Stored dataset items:
+ + + + +

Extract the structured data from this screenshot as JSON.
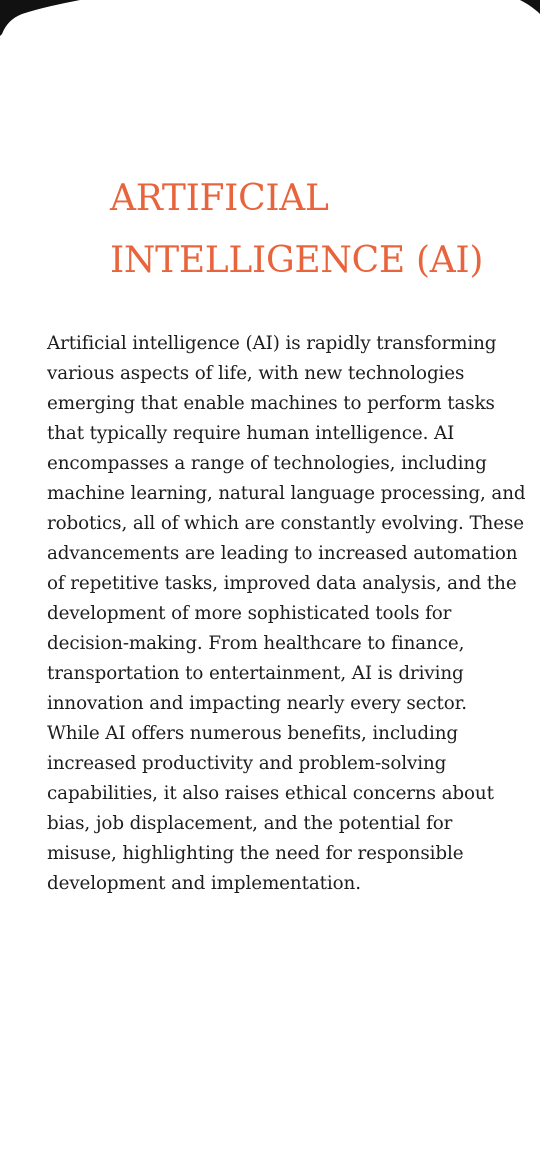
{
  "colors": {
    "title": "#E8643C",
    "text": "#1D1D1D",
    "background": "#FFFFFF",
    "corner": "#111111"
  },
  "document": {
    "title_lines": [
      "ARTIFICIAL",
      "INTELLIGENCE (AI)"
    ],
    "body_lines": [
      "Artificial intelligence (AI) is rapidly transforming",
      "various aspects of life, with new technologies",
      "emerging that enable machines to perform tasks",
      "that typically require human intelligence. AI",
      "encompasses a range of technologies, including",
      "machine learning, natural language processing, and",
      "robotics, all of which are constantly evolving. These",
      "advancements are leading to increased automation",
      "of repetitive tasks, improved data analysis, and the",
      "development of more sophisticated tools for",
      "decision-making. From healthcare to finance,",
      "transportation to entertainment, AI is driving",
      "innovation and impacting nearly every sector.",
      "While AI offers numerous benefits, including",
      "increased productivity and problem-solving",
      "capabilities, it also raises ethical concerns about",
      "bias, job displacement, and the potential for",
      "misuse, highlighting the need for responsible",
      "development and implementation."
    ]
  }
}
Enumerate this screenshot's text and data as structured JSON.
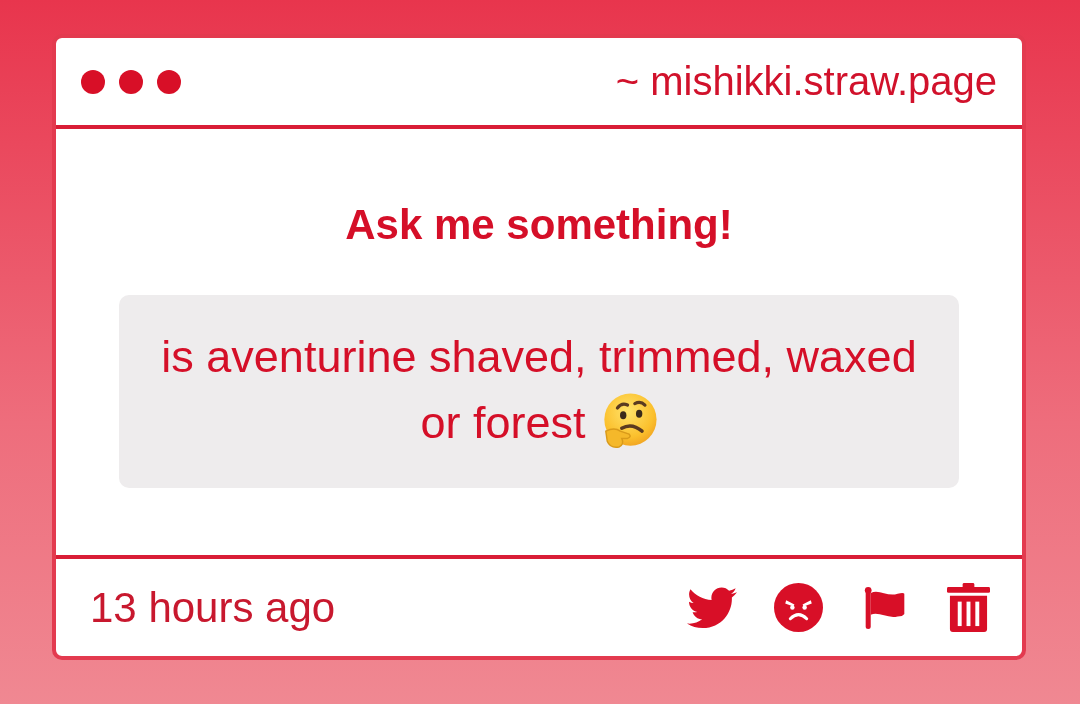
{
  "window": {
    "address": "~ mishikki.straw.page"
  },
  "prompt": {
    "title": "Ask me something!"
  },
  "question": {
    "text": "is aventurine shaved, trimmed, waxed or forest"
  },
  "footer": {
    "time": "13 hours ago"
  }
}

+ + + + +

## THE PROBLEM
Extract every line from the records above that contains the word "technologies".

## FINISHED EXERCISE
      "various aspects of life, with new technologies",
      "encompasses a range of technologies, including",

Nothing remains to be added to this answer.